The more I put forward my point of view the more my wife resisted my point of view.  I got that when someone wants to talk he/she wants the listener to listen.  Yet the natural reaction of most listeners is to defend.  By defending they invite more attack.

At this point there were two forks on the road. Continue to defend and my wife would continue to resist.  Or give up my point of view and accept my wife’s point of view.  I choose the second.  As I started listening to my wife go over the matter again I started to feel down, really down.  I was feeling down as I was feeling sorry for myself: trapped, unappreciated, misunderstood…. And the more my wife talked the more down I became.  I even wondered if it was worth living – and convinced myself it was not.

Then in an instant I switched to a completely different state.
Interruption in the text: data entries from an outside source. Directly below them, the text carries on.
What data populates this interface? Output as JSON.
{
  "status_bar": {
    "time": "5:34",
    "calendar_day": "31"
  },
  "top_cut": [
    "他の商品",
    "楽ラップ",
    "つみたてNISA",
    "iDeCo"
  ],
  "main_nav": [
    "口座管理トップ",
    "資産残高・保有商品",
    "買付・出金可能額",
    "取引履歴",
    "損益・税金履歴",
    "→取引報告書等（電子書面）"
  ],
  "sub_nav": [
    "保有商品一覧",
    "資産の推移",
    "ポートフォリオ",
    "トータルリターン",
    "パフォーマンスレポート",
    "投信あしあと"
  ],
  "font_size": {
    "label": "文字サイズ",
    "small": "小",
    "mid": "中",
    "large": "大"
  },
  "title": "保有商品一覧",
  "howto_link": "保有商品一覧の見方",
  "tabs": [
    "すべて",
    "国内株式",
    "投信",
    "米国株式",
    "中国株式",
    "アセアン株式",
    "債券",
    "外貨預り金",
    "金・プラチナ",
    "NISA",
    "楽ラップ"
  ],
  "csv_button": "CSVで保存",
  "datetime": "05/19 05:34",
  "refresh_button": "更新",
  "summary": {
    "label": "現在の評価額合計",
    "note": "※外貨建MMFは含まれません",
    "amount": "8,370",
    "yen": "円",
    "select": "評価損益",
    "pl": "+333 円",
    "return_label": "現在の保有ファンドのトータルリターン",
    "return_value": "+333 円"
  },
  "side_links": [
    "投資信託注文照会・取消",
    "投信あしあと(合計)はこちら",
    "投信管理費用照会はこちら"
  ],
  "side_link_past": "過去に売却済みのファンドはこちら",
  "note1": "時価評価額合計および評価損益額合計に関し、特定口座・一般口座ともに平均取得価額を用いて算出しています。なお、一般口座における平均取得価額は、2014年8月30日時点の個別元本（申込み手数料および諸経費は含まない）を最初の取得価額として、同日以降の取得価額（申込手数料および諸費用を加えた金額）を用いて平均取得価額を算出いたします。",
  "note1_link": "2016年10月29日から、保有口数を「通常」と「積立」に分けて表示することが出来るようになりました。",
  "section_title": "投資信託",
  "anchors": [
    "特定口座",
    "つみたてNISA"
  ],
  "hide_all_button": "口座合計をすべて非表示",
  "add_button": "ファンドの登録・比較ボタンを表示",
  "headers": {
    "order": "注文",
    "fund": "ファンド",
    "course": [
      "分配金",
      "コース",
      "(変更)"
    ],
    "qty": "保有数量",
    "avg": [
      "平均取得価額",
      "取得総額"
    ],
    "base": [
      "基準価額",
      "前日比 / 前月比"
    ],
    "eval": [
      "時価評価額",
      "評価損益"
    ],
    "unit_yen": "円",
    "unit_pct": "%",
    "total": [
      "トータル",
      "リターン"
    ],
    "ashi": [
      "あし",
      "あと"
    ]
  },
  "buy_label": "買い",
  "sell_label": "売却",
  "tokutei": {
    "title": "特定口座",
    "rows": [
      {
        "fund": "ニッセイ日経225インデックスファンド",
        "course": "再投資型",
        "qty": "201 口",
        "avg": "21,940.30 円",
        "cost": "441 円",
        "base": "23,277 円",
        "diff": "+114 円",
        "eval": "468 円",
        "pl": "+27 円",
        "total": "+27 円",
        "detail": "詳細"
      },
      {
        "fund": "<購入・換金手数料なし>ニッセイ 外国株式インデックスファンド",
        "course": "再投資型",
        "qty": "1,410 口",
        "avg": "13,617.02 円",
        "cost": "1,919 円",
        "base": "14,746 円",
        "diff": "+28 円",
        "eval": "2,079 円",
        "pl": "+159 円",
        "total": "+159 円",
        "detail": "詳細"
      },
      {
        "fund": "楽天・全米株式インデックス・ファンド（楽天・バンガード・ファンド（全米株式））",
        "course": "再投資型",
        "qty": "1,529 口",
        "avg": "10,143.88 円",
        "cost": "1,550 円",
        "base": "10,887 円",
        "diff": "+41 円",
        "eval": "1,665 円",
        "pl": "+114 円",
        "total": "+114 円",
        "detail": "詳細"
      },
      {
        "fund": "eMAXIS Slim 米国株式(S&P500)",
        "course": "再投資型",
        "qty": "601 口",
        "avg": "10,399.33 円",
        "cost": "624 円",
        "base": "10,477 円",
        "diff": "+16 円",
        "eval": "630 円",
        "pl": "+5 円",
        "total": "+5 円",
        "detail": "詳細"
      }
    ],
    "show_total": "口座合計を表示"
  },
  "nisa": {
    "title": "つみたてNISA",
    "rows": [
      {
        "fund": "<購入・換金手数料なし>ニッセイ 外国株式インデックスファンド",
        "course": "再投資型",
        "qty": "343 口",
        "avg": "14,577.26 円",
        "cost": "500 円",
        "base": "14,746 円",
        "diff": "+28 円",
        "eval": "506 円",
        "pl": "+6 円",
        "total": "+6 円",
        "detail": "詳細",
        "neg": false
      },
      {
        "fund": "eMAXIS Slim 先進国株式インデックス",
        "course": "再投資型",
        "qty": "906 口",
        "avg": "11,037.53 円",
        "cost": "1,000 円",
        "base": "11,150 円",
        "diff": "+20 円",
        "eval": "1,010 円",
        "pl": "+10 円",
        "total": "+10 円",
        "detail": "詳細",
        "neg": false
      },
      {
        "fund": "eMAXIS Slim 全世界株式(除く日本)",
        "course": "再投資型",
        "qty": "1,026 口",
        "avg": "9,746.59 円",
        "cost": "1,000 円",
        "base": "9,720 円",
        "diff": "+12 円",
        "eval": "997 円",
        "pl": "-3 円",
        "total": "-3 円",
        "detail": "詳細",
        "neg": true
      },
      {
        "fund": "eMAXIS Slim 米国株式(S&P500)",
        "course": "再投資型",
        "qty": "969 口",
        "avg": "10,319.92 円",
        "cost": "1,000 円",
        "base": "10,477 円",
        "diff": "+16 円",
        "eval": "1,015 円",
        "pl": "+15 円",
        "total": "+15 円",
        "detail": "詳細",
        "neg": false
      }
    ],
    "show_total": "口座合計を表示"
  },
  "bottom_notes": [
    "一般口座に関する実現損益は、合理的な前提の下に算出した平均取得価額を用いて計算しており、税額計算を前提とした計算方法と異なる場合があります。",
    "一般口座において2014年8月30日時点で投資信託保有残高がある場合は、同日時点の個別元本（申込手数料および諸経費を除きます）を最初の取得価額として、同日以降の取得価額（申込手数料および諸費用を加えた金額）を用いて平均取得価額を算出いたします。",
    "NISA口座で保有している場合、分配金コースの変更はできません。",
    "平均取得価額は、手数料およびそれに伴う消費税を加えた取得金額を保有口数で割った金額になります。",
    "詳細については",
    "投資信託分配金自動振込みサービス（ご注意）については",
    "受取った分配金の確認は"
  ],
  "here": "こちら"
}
A state where I felt powerful, in control, in a position to grant a request.  How did I do this?   I remembered a passage that I had read earlier that day.  The passage had drawn my attention to the fact that one can either be a master or a slave.  A master (of self) chooses his/her mood irrespective of the circumstances he/she faces.  The slave is the slave because he/she reacts to circumstances – his response, his state of mind depends on external circumstances.  If the circumstances are favourable then he is happy.  If they are not then he is unhappy, negative, feeling oppressed and so forth.

On remembering the passage I chose to be the master of myself.  I chose to be in a good mood.  I chose to grant my wife her views without any resentment.  I chose to give my wife a hug.

That choice brought the upset and the conversation to an end.  We  both walked away from the conversation content.  We walked to the bedroom and I gave her a hug until she fell asleep.  It turned out that all she wanted as me to listen to her powerfully and gracefully.  To get her perspective – as a master not as a victim.  And above all she wanted a hug – to know that I still love her.  I went to sleep amazed that I had changed my state in an instant – really in a second or two.